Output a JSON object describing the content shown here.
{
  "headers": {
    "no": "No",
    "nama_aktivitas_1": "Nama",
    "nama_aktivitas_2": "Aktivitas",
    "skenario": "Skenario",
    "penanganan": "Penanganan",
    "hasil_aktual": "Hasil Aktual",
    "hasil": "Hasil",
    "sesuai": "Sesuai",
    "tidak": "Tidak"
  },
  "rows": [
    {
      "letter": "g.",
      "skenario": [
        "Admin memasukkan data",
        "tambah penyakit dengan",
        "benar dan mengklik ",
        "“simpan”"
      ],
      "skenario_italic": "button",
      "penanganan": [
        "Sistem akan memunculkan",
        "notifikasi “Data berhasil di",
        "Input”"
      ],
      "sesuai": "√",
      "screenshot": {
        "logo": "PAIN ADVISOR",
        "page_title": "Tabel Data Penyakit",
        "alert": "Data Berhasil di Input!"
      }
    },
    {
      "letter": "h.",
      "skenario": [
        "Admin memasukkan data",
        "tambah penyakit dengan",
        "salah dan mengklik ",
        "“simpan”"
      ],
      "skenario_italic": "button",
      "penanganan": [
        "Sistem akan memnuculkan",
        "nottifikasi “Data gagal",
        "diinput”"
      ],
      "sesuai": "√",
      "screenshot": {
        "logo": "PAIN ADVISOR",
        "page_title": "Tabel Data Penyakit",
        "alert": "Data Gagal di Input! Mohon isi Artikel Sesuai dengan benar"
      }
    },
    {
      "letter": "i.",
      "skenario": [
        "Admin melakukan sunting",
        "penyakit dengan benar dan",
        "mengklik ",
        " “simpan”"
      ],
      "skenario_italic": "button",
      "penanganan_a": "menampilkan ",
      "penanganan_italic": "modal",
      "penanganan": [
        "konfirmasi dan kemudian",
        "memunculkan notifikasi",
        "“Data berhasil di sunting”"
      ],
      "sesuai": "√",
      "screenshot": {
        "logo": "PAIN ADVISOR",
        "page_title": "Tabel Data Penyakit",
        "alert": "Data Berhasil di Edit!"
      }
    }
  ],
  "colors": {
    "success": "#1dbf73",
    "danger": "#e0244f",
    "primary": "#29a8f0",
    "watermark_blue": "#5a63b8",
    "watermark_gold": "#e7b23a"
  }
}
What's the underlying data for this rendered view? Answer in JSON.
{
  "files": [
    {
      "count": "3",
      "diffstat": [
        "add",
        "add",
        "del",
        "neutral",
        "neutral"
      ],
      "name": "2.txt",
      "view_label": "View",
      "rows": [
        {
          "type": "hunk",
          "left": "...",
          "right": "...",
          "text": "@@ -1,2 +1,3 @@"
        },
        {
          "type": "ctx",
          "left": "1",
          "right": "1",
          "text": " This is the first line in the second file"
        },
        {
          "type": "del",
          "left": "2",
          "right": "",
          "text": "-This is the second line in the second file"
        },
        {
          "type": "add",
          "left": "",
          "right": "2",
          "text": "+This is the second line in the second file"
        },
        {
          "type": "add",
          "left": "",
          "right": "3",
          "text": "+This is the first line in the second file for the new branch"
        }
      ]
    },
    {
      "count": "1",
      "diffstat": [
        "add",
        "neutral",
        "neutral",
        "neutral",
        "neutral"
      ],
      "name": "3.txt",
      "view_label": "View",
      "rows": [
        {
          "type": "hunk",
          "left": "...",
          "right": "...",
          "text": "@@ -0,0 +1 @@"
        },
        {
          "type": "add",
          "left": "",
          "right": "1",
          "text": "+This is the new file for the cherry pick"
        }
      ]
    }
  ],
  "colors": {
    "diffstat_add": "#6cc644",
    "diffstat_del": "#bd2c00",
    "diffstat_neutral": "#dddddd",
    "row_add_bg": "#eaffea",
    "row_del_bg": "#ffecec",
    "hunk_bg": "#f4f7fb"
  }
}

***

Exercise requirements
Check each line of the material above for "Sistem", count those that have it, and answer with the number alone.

Solution to this problem
2